## Exercise details
When you copy the entries, match them exactly and omit the pictures.

***** Data listing *****

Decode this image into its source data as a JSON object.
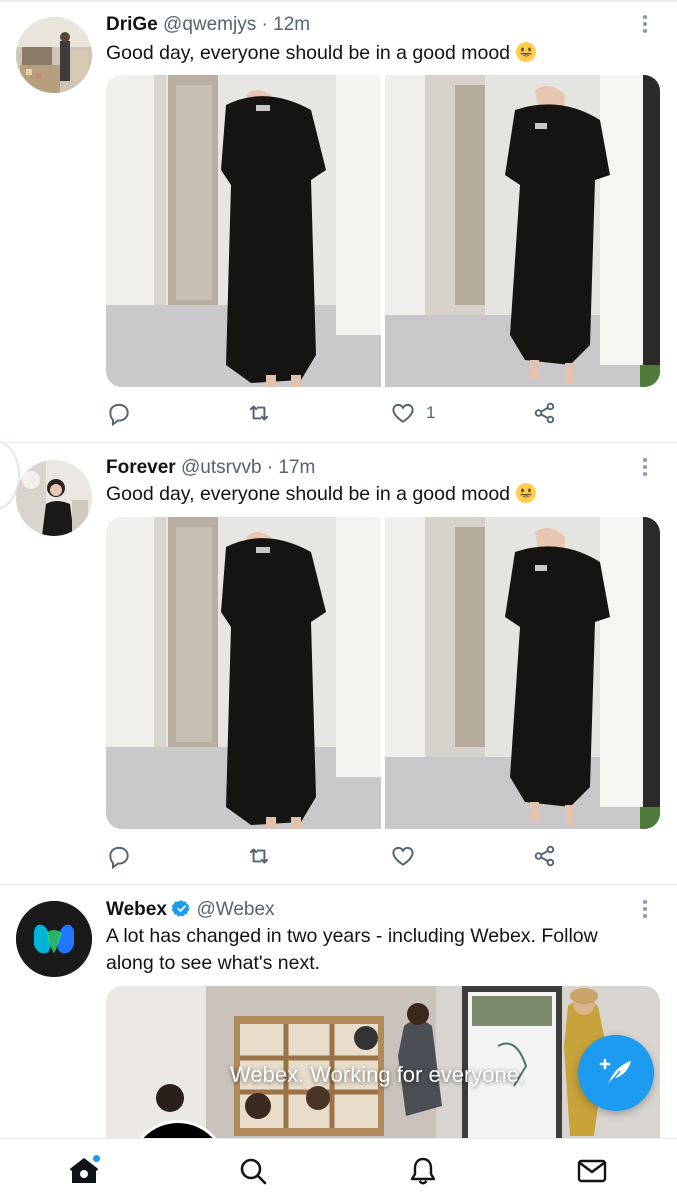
{
  "tweets": [
    {
      "name": "DriGe",
      "handle": "@qwemjys",
      "time": "· 12m",
      "text": "Good day, everyone should be in a good mood",
      "emoji": "grinning-face",
      "likes": "1"
    },
    {
      "name": "Forever",
      "handle": "@utsrvvb",
      "time": "· 17m",
      "text": "Good day, everyone should be in a good mood",
      "emoji": "grinning-face",
      "likes": ""
    },
    {
      "name": "Webex",
      "handle": "@Webex",
      "verified": true,
      "text": "A lot has changed in two years - including Webex. Follow along to see what's next.",
      "media_caption": "Webex. Working for everyone."
    }
  ],
  "icons": {
    "reply": "reply-icon",
    "retweet": "retweet-icon",
    "like": "heart-icon",
    "share": "share-icon",
    "more": "more-options-icon",
    "compose": "compose-tweet-icon"
  },
  "bottom_nav": [
    "home-icon",
    "search-icon",
    "notifications-icon",
    "messages-icon"
  ],
  "colors": {
    "accent": "#1d9bf0",
    "secondary_text": "#536471",
    "divider": "#e6ecf0",
    "webex_avatar_bg": "#1a1a1a"
  }
}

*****

## Completed task
Decode this image into its source data as a JSON object.
{
  "tweets": [
    {
      "name": "DriGe",
      "handle": "@qwemjys",
      "time": "· 12m",
      "text": "Good day, everyone should be in a good mood",
      "emoji": "grinning-face",
      "likes": "1"
    },
    {
      "name": "Forever",
      "handle": "@utsrvvb",
      "time": "· 17m",
      "text": "Good day, everyone should be in a good mood",
      "emoji": "grinning-face",
      "likes": ""
    },
    {
      "name": "Webex",
      "handle": "@Webex",
      "verified": true,
      "text": "A lot has changed in two years - including Webex. Follow along to see what's next.",
      "media_caption": "Webex. Working for everyone."
    }
  ],
  "icons": {
    "reply": "reply-icon",
    "retweet": "retweet-icon",
    "like": "heart-icon",
    "share": "share-icon",
    "more": "more-options-icon",
    "compose": "compose-tweet-icon"
  },
  "bottom_nav": [
    "home-icon",
    "search-icon",
    "notifications-icon",
    "messages-icon"
  ],
  "colors": {
    "accent": "#1d9bf0",
    "secondary_text": "#536471",
    "divider": "#e6ecf0",
    "webex_avatar_bg": "#1a1a1a"
  }
}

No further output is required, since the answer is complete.